I bought the Schwartzbein principle a LONG time ago but never really got into it. That was way before my diagnosis as a T1D.
Evelyn, have you much experience with that book? Perhaps I need to dig it up here.
PatriciaINS said…
If you have to sell something other than food to make your "plan" work, you're no longer believable. Hello, Mark "Never Been Fat, My Wife Is A Vegetarian So I Know How To Advise" Sisson. Hello, Jimmy "I Pimp Every Frankenfood Known To Man, Cry When People Remark On My Diet, Happily Watch My Chronically Sick Wife Eat Junk Food, Only Lose Weight When I Go Extremely Low Carb" Moore.
crankybastard said…
Hi kds,

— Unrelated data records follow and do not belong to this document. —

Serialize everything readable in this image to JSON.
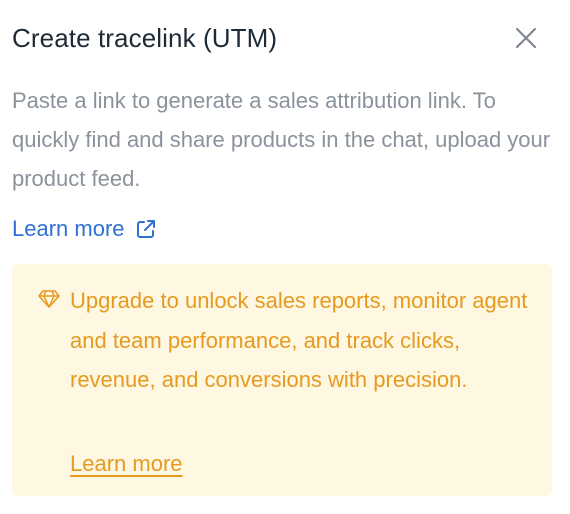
{
  "header": {
    "title": "Create tracelink (UTM)"
  },
  "description": "Paste a link to generate a sales attribution link. To quickly find and share products in the chat, upload your product feed.",
  "learn_more": {
    "label": "Learn more"
  },
  "upgrade": {
    "message": "Upgrade to unlock sales reports, monitor agent and team performance, and track clicks, revenue, and conversions with precision.",
    "link_label": "Learn more"
  },
  "icons": {
    "close": "close-icon",
    "external": "external-link-icon",
    "gem": "diamond-icon"
  },
  "colors": {
    "title": "#1f2a37",
    "description": "#8a929c",
    "link": "#2f6fd6",
    "upgrade_bg": "#fef7e1",
    "upgrade_text": "#e69a1f"
  }
}
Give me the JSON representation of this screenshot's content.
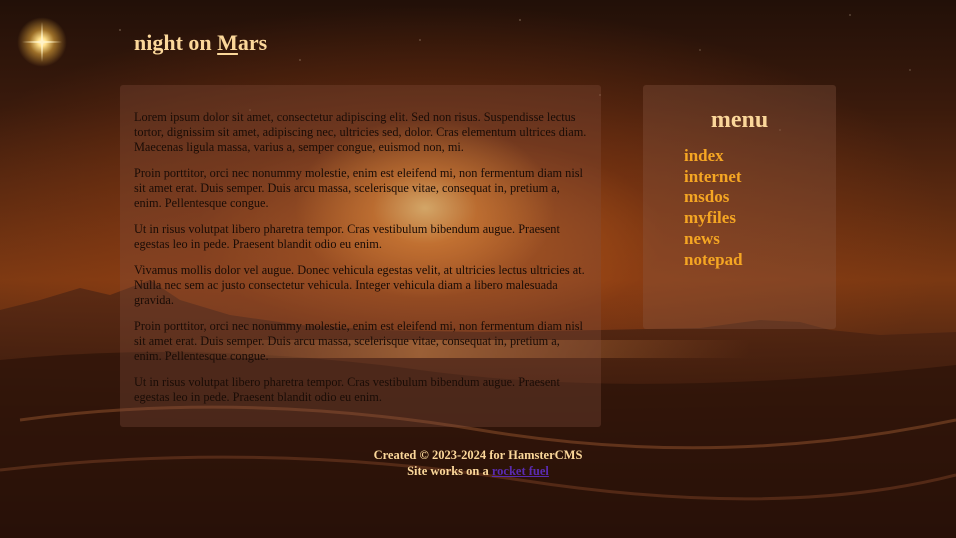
{
  "header": {
    "title_initial_before": "night on ",
    "title_underlined": "M",
    "title_after": "ars"
  },
  "content": {
    "paragraphs": [
      "Lorem ipsum dolor sit amet, consectetur adipiscing elit. Sed non risus. Suspendisse lectus tortor, dignissim sit amet, adipiscing nec, ultricies sed, dolor. Cras elementum ultrices diam. Maecenas ligula massa, varius a, semper congue, euismod non, mi.",
      "Proin porttitor, orci nec nonummy molestie, enim est eleifend mi, non fermentum diam nisl sit amet erat. Duis semper. Duis arcu massa, scelerisque vitae, consequat in, pretium a, enim. Pellentesque congue.",
      "Ut in risus volutpat libero pharetra tempor. Cras vestibulum bibendum augue. Praesent egestas leo in pede. Praesent blandit odio eu enim.",
      "Vivamus mollis dolor vel augue. Donec vehicula egestas velit, at ultricies lectus ultricies at. Nulla nec sem ac justo consectetur vehicula. Integer vehicula diam a libero malesuada gravida.",
      "Proin porttitor, orci nec nonummy molestie, enim est eleifend mi, non fermentum diam nisl sit amet erat. Duis semper. Duis arcu massa, scelerisque vitae, consequat in, pretium a, enim. Pellentesque congue.",
      "Ut in risus volutpat libero pharetra tempor. Cras vestibulum bibendum augue. Praesent egestas leo in pede. Praesent blandit odio eu enim."
    ]
  },
  "menu": {
    "heading": "menu",
    "items": [
      {
        "label": "index"
      },
      {
        "label": "internet"
      },
      {
        "label": "msdos"
      },
      {
        "label": "myfiles"
      },
      {
        "label": "news"
      },
      {
        "label": "notepad"
      }
    ]
  },
  "footer": {
    "line1": "Created © 2023-2024 for HamsterCMS",
    "line2_prefix": "Site works on a ",
    "link_text": "rocket fuel"
  },
  "icons": {
    "logo": "sun-star-icon"
  },
  "colors": {
    "title": "#fbd79a",
    "menu_link": "#f5a623",
    "footer_link": "#5a2bb0"
  }
}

the trouble with diazoxide is that it has a directly lipogenesis-inhibiting effect independent of its insulin-lowering action; thus, the study HyperLipid refers to doesn`t necessarily tell us much about the allegedly fat-blasting effects of lower insulin, which the study authors even admit somewhere in the full text.
crankybastard said…
...study`s authors...
carbsane said…

One of the problems with bumping old posts is that I don't really have time to go back through old comments. I do try to answer most but KDS's comment slipped through the cracks. I have since weighed in on a few blog posts: http://carbsanity.blogspot.com/search?q=diazoxide
carbsane said…
Hi Jason -- Sorry no experience with Schwartzbein. I think MM's approach has changed over the years or might be based on this. She was never diabetic to my knowledge, just at risk with family history.